What the task requires: In the entries that follow, count each line containing "glyph" and state the total, nothing more.

*** Records provided Section Begins ***

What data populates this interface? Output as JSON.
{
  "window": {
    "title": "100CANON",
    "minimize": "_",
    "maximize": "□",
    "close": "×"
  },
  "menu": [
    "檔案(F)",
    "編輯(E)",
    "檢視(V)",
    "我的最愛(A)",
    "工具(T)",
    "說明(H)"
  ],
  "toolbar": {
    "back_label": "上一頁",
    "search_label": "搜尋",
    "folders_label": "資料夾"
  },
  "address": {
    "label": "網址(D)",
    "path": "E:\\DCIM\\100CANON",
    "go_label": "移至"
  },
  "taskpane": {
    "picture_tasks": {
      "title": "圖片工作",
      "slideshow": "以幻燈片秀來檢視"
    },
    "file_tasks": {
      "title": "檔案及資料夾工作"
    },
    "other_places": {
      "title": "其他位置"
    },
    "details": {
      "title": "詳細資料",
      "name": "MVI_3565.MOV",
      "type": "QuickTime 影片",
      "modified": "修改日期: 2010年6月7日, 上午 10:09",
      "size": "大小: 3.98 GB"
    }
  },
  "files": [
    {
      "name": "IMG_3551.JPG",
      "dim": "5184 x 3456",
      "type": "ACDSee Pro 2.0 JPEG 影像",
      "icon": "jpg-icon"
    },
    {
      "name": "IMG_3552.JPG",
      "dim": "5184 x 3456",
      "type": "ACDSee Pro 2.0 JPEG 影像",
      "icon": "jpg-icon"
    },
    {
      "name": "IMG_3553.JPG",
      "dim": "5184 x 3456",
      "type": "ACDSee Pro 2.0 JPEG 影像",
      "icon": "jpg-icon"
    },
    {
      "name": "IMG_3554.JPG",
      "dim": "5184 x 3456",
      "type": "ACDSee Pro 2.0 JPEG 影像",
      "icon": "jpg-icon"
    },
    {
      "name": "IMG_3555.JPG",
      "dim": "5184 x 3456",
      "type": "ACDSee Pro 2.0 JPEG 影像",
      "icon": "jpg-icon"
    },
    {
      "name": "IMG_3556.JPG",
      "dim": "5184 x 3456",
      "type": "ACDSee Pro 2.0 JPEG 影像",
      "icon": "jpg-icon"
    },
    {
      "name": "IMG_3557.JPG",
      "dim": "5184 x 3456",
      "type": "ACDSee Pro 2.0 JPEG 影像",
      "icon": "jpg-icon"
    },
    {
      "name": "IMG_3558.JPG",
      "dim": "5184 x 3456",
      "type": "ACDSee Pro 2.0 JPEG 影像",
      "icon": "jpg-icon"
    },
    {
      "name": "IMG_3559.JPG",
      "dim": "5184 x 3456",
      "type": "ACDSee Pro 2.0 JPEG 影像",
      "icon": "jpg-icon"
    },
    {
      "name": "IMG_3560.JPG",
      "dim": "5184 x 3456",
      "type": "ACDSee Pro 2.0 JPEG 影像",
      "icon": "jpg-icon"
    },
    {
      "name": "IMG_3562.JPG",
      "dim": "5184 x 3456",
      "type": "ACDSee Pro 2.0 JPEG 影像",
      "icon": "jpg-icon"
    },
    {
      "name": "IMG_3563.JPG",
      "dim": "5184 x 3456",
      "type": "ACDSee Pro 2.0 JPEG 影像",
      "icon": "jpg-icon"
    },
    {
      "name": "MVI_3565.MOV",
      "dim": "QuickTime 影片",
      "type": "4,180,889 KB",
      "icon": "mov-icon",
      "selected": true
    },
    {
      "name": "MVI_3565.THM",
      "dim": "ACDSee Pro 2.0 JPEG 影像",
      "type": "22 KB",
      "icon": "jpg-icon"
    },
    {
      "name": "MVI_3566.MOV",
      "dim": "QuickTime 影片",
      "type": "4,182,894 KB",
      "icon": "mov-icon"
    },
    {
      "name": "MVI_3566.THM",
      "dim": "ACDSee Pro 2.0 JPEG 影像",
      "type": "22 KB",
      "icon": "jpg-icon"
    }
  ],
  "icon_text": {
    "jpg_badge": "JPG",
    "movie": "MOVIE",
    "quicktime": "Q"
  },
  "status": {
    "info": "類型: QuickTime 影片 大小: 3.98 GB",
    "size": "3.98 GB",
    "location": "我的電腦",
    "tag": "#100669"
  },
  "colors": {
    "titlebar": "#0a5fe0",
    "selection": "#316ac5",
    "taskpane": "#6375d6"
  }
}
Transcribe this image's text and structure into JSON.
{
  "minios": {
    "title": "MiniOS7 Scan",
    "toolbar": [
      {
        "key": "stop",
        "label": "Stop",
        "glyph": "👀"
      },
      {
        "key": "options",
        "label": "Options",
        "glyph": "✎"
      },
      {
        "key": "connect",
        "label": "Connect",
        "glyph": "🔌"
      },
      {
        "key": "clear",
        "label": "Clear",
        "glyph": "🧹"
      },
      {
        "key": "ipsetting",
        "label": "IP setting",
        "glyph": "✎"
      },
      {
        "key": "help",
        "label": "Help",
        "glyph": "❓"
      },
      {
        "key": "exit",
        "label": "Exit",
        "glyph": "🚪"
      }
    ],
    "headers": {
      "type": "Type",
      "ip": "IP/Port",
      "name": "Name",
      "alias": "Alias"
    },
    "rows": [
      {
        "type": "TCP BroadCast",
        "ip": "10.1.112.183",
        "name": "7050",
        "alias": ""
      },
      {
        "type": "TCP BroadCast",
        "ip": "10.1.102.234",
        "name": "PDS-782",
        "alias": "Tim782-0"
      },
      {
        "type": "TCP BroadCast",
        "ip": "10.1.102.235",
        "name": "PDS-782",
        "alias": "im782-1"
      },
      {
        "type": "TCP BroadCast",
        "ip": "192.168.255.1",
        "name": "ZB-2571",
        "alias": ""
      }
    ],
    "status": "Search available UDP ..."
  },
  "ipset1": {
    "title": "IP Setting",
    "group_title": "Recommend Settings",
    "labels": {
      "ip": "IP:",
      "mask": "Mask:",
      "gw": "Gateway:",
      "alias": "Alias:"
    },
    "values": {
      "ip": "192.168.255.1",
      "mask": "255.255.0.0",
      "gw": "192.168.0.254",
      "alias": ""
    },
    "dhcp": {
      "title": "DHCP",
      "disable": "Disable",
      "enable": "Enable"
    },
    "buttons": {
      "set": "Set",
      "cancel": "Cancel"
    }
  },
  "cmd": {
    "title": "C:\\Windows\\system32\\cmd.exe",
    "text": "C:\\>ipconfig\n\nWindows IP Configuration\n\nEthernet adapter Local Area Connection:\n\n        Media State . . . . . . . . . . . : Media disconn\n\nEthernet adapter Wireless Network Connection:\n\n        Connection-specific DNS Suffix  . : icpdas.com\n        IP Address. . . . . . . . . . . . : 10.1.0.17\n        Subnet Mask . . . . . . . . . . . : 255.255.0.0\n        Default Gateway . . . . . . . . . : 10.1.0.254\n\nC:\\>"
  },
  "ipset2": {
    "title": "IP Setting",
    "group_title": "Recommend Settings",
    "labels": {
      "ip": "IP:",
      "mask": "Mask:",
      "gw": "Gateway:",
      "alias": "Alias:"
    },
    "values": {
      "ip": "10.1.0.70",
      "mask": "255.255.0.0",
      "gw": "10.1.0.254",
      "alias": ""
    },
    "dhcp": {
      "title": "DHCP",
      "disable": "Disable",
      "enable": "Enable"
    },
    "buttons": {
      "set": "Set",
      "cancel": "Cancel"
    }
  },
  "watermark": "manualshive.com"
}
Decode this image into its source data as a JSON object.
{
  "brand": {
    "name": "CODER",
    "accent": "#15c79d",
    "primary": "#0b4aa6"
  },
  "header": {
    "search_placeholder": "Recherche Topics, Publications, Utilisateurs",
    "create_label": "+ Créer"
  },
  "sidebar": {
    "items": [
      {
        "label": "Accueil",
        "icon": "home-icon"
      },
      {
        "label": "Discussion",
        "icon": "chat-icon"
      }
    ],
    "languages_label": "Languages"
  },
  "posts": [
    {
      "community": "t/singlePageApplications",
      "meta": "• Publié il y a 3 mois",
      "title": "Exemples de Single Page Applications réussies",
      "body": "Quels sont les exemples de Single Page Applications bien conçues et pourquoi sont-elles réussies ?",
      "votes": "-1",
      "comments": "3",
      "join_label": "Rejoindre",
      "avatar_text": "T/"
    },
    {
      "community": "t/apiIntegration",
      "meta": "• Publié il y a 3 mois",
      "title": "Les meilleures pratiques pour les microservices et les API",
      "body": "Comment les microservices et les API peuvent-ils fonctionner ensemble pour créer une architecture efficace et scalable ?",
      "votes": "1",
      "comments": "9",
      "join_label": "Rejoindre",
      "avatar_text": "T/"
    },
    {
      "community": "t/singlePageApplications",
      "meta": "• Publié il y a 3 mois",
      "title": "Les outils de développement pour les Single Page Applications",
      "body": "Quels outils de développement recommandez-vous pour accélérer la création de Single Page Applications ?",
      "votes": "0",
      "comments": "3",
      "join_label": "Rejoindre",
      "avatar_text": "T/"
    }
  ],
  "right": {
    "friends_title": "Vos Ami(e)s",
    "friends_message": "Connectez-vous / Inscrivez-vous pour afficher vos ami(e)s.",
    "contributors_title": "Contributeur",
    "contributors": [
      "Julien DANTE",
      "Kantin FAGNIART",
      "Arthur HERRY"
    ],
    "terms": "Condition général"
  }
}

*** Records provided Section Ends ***

Solution: 7